My father, in his bachelor years, cultivated a half-dozen apple trees and dabbled in grafting experiments. In a flash, he had four children under the age of seven which made such hobbies seem, I'm sure, a vast and distant extravagance.
The trees and children grew together. We spent many summer and fall days between those apple trees. We gorged on crabapples. We threw fallen apples at the shed and each other. We gathered crabapples for my mother to can in syrup and bake into pies. As the children grew, fewer apples were eaten, fewer pies were made and the apple trees became a tiny bit detested as their wild and unpruned branches became a grass cutting nightmare.

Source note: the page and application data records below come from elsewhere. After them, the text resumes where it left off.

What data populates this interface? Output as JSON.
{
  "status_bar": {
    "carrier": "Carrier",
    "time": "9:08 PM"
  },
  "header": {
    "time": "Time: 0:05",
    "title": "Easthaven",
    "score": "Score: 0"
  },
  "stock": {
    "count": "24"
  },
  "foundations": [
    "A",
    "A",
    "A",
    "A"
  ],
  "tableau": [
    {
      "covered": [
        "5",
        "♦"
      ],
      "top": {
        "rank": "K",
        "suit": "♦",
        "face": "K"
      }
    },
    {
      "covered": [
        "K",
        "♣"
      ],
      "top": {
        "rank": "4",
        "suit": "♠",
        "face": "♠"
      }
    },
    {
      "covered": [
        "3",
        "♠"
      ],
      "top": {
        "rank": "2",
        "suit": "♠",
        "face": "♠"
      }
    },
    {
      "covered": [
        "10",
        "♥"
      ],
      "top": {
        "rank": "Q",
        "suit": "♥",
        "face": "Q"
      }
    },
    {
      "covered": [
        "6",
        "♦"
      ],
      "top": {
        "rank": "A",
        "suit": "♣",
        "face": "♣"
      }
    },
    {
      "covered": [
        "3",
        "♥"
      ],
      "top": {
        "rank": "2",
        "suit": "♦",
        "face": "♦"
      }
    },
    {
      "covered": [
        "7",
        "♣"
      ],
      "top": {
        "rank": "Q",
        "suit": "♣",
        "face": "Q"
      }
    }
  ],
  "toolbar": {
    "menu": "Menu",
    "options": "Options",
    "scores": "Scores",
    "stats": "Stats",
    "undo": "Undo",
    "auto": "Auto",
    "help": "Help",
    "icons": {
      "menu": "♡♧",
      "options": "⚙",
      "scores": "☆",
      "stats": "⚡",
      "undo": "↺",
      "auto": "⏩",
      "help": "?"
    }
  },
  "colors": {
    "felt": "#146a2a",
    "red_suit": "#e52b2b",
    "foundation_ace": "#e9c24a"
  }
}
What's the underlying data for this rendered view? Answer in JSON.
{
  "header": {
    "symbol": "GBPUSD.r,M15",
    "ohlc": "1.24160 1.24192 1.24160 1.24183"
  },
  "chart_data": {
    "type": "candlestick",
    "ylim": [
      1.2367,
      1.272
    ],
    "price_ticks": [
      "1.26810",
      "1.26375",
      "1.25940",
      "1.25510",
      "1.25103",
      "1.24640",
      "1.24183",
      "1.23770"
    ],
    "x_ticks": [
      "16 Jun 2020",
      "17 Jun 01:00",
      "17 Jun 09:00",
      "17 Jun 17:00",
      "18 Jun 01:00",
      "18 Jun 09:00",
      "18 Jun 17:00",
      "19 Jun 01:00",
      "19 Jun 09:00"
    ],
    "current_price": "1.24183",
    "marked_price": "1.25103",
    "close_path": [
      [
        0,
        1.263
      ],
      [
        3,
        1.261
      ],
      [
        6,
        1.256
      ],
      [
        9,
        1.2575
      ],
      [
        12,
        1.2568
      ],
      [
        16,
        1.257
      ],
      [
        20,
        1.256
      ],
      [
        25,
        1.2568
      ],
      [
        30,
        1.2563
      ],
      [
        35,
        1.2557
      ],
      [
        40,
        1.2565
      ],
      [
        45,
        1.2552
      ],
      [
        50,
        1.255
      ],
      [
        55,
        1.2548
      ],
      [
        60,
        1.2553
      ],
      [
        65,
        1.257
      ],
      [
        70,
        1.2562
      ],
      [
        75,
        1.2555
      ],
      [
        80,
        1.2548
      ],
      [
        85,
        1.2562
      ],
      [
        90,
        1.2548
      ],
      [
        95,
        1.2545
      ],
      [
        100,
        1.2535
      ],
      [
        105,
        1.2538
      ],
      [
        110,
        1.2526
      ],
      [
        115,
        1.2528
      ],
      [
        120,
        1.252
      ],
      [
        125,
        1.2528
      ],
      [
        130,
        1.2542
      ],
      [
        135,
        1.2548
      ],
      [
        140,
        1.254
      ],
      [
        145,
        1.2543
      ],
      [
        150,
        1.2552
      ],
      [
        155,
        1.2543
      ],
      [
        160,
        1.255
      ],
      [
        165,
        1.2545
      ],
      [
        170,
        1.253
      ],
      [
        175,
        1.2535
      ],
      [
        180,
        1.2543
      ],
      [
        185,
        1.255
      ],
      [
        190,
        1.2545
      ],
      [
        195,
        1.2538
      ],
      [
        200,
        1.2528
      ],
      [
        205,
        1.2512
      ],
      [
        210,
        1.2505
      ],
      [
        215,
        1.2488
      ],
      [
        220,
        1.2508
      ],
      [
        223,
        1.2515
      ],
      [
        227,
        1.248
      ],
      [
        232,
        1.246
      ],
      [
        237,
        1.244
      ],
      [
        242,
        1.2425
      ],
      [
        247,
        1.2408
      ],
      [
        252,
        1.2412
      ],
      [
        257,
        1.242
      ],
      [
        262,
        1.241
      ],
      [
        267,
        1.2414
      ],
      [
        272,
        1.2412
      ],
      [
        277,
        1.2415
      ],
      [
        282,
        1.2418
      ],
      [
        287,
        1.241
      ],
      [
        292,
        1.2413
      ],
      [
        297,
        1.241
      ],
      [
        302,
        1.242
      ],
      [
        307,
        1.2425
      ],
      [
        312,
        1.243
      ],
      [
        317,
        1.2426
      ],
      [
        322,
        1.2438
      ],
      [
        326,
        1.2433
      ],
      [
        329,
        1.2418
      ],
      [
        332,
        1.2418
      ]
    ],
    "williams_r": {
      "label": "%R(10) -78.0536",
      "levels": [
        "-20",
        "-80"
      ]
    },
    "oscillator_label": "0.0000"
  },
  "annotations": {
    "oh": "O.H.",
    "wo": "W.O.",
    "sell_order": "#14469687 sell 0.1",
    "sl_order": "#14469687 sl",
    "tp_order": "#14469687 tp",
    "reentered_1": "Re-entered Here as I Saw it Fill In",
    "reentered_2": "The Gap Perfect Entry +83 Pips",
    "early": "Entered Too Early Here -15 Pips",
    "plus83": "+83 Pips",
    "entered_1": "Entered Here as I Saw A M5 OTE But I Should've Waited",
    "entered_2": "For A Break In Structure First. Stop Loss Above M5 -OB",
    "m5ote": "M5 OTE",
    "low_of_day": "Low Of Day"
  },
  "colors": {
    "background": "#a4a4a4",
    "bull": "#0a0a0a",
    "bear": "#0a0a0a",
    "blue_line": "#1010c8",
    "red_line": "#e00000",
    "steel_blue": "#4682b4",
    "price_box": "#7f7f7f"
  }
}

Most people, my husband included, believe the only value crabapples have is as ammunition in childhood fights. I know their true value. Crabapples are tiny, tart, rosy apples which grow with wild abandon throughout this great city. The organization, Not Far From the Tree, brought crabapples back into my life after a long absence. After a pick I was able to consume crabapples with such gusto that I soon had that specific, familiar, long-missed stomachache that only tart little crabapples can cause. My @NFFTT haul was more than I could eat so I canned most of my crabapples into sparkling, jewel-toned jelly. Yes, crabapples make the perfect ammunition but there are many other options for this tart, unassuming apple.
Submitted to Gastropost